Under the mentorship of Associate Department Head and MSE Professor David Keffer, he led a team of MSE juniors on a research project to restore a 1907 reed organ, with an emphasis on comparing the modern, available replacement materials with the original, historical materials. The project won first place at the 2022 EURēCA (Exhibition of Undergraduate Research and Creative Achievement) annual poster competition at UT and second place in the national 2022 ASM Student Design competition. The work was published in the Journal of American Organbuilding.

In 2023, Valderrama received the MSE departmental service award for his contributions inside and outside the university community.

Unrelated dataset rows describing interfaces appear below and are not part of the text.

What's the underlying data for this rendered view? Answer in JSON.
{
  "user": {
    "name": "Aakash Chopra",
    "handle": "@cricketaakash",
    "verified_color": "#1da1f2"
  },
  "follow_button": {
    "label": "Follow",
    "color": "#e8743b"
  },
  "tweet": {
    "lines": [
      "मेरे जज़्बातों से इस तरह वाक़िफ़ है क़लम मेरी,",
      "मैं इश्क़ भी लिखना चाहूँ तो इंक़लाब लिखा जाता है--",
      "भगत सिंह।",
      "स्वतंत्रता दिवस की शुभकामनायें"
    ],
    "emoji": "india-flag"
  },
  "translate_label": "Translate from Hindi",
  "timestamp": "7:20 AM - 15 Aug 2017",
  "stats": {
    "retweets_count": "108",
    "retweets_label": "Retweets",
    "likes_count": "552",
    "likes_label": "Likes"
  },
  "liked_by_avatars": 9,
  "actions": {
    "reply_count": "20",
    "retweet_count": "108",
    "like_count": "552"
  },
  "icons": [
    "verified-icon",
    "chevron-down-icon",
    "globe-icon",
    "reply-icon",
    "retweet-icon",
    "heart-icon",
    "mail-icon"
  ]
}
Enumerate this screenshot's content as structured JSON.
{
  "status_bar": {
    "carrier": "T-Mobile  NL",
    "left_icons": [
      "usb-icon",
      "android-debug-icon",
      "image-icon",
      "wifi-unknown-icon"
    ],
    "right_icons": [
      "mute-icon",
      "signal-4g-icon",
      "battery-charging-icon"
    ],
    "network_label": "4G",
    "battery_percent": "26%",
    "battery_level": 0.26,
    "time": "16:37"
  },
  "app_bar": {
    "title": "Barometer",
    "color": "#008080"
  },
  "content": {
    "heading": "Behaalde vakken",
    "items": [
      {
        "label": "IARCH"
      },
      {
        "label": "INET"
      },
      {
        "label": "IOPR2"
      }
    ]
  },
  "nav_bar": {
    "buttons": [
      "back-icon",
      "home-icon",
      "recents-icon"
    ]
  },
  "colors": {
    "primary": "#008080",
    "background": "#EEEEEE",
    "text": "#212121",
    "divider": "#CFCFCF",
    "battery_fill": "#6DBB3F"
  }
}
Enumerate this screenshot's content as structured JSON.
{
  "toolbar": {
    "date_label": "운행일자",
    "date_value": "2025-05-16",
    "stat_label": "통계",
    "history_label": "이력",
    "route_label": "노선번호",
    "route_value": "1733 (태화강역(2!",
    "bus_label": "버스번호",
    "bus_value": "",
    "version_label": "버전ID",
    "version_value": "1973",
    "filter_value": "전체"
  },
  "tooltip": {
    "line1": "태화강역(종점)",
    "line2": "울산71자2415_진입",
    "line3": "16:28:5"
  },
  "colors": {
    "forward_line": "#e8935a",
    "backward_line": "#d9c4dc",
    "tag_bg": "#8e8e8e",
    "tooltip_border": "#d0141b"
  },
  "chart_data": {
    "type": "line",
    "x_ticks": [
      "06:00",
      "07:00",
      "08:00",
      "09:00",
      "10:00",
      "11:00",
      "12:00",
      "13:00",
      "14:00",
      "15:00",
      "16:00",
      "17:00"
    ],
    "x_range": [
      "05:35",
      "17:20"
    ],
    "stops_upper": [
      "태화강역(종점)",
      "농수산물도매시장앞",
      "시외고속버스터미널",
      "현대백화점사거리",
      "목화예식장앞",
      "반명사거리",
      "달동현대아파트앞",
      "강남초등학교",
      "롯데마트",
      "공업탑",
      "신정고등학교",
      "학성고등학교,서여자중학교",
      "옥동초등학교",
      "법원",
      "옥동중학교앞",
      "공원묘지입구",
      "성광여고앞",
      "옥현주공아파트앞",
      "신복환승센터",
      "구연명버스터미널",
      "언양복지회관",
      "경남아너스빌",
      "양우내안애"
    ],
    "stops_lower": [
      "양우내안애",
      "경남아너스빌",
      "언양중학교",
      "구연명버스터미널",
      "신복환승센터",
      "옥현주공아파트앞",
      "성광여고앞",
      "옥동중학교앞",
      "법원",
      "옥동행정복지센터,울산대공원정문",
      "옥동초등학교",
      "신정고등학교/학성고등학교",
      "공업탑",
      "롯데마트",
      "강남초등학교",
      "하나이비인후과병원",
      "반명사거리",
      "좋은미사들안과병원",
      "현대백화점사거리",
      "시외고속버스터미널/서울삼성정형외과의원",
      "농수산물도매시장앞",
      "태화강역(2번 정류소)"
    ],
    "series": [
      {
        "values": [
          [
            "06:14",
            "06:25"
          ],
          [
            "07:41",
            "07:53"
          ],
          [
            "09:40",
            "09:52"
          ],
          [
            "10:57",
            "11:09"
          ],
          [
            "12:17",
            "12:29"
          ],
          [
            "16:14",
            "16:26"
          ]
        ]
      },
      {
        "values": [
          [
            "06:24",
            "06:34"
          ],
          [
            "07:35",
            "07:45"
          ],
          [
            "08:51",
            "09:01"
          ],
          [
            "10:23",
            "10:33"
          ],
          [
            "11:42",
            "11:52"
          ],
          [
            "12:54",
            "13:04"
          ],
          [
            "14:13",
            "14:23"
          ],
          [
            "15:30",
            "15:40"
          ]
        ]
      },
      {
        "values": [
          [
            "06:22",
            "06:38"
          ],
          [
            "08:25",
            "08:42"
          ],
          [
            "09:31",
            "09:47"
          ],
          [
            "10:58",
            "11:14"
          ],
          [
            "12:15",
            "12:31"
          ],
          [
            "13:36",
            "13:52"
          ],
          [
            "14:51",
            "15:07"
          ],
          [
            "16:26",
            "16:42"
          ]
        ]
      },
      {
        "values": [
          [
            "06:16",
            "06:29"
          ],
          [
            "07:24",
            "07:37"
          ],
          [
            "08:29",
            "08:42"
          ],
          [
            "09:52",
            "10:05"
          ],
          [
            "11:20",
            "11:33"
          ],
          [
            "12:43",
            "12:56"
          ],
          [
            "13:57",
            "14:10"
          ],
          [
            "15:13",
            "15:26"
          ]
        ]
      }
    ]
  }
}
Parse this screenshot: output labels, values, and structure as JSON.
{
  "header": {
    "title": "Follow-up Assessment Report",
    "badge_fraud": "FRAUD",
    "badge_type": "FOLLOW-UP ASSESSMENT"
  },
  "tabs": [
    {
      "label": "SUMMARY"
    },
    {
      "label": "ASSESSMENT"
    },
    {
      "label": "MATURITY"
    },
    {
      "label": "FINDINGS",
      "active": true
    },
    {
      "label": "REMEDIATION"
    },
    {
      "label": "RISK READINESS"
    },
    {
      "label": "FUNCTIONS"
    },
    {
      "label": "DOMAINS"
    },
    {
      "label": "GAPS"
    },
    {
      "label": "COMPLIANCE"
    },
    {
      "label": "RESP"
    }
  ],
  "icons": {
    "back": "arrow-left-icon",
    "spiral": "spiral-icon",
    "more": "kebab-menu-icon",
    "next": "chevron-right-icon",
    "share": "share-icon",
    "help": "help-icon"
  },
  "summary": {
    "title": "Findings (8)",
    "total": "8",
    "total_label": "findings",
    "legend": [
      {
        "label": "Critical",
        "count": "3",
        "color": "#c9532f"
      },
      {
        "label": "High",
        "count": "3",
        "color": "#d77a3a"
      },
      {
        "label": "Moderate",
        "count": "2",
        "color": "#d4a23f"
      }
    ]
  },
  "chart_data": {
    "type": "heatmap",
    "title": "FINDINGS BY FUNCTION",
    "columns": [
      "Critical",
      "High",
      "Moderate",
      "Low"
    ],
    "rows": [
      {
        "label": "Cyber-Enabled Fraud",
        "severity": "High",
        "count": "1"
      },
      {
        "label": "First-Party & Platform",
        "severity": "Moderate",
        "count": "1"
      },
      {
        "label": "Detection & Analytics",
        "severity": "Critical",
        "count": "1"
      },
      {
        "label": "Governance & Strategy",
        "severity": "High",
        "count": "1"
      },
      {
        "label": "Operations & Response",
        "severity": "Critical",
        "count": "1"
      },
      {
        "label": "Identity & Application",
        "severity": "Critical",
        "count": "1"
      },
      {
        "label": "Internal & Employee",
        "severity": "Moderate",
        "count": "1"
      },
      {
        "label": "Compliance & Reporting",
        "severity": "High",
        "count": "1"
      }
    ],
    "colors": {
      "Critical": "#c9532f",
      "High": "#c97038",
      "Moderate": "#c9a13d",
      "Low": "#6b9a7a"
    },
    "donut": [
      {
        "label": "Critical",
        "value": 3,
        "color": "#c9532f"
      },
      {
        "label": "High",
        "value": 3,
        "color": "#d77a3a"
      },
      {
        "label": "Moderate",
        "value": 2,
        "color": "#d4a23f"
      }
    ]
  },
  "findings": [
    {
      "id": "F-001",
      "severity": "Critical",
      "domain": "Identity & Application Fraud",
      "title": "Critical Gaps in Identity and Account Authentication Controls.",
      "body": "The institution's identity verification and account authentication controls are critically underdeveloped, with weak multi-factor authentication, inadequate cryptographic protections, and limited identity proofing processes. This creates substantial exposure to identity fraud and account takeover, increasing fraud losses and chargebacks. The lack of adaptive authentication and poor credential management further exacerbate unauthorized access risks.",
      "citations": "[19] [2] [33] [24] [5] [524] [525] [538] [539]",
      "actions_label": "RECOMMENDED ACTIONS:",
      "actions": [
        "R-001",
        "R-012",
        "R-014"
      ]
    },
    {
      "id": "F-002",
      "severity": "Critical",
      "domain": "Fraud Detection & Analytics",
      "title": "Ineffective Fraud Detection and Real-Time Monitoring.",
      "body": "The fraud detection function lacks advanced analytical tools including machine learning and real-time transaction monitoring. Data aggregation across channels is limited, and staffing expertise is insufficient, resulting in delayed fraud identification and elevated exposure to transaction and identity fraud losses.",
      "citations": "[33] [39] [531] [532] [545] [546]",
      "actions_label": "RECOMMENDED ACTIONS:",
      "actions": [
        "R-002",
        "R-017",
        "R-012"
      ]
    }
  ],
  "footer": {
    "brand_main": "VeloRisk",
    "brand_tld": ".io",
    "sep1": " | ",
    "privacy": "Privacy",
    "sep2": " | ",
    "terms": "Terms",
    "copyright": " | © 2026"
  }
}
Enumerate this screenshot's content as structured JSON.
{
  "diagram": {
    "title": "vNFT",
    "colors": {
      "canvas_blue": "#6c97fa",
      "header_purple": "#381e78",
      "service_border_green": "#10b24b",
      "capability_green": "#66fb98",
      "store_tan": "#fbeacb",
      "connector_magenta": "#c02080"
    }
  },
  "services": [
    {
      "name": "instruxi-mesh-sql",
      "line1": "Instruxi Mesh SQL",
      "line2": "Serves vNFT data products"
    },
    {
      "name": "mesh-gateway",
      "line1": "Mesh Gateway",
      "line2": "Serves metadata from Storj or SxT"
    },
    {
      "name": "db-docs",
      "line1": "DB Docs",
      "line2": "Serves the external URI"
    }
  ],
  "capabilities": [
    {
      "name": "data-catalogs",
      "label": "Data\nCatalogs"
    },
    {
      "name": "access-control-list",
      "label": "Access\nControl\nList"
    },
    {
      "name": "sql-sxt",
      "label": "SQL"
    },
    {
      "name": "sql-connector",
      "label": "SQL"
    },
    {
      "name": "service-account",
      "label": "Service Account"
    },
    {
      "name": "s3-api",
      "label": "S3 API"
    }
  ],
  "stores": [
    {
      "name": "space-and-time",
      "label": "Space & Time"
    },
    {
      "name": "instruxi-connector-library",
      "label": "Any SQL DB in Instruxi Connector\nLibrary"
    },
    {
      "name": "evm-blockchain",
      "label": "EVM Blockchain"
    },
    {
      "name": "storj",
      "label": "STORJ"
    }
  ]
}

“I’ve had great professors who really helped me understand what it means to make a change and help influence what the future can be. They have supported me and really motivated me to have a passion for learning,” Valderrama said. “The Materials Science Department has been very special for my educational development because we’re a very small department and all get to know our professors and classmates well.”

Everything came full circle for Valderrama last summer when he worked the Governor’s School as a teaching assistant. He described the experience as an “aha moment” that was inspired by Sawhney, who passed away in 2022.

“I realized I want to be the Dr. Sawhney of whoever I end up teaching,” Valderrama said. “I feel like going to Denmark is a steppingstone on my journey of where I want to go in the future. This Fulbright fellowship will really boost my professional career opportunity.”


Rhiannon Potkey (865-974-0683,